What do brushing and flossing have to do with diabetes? Plenty. If you have diabetes, here's why dental care matters — and how to take care of your teeth and gums
CAVITIES AND GUM DISEASE
Whether you have type 1 diabetes or type 2 diabetes, managing your blood sugar level is key. The higher your blood sugar level, the higher your risk of:
Tooth decay (cavities): Your mouth naturally contains many types of bacteria. When starches and sugars in food and beverages interact with these bacteria, a sticky film known as plaque forms on your teeth. The acids in plaque attack the surfaces of your teeth (enamel and dentin). This can lead to cavities. The higher your blood sugar level, the greater the supply of sugars and starches — and the more acid wearing away at your teeth.
Early gum disease (gingivitis): Diabetes reduces your ability to fight bacteria. If you don't remove plaque with regular brushing and flossing, it'll harden under your gumline into a substance called tartar (calculus). The longer plaque and tartar remain on your teeth, the more they irritate the gingiva — the part of your gums around the base of your teeth. In time, your gums become swollen and bleed easily. This is gingivitis.

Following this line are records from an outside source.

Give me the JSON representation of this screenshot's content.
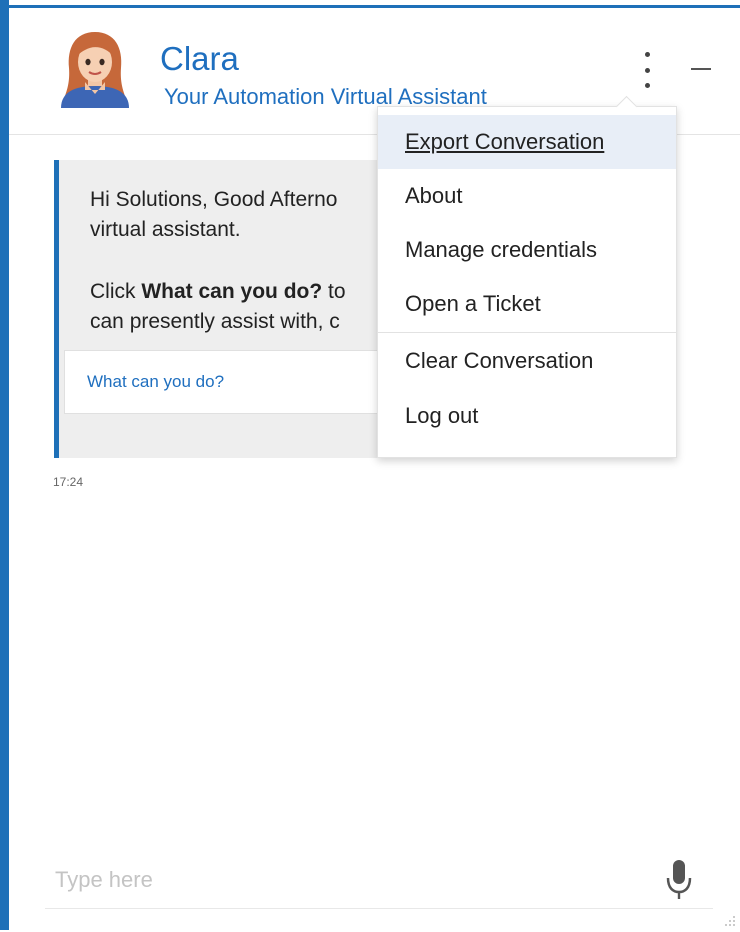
{
  "header": {
    "name": "Clara",
    "subtitle": "Your Automation Virtual Assistant"
  },
  "icons": {
    "avatar": "female-avatar-icon",
    "more": "kebab-menu-icon",
    "minimize": "minimize-icon",
    "microphone": "microphone-icon",
    "resize": "resize-grip-icon"
  },
  "message": {
    "line1": "Hi Solutions, Good Afterno",
    "line2": "virtual assistant.",
    "line3_prefix": "Click ",
    "line3_bold": "What can you do?",
    "line3_suffix": " to",
    "line4": "can presently assist with, c",
    "quick_reply": "What can you do?",
    "time": "17:24"
  },
  "menu": {
    "items": [
      {
        "label": "Export Conversation"
      },
      {
        "label": "About"
      },
      {
        "label": "Manage credentials"
      },
      {
        "label": "Open a Ticket"
      },
      {
        "label": "Clear Conversation"
      },
      {
        "label": "Log out"
      }
    ]
  },
  "input": {
    "placeholder": "Type here",
    "value": ""
  },
  "colors": {
    "accent": "#1e70b8",
    "link": "#1f6fbf",
    "card_bg": "#eeeeee",
    "menu_highlight": "#e8eef7"
  }
}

Advanced gum disease (periodontitis): Left untreated, gingivitis can lead to a more serious infection called periodontitis, which destroys the soft tissue and bone that support your teeth. Eventually, periodontitis causes your gums and jawbone to pull away from your teeth, which in turn causes your teeth to loosen and possibly fall out.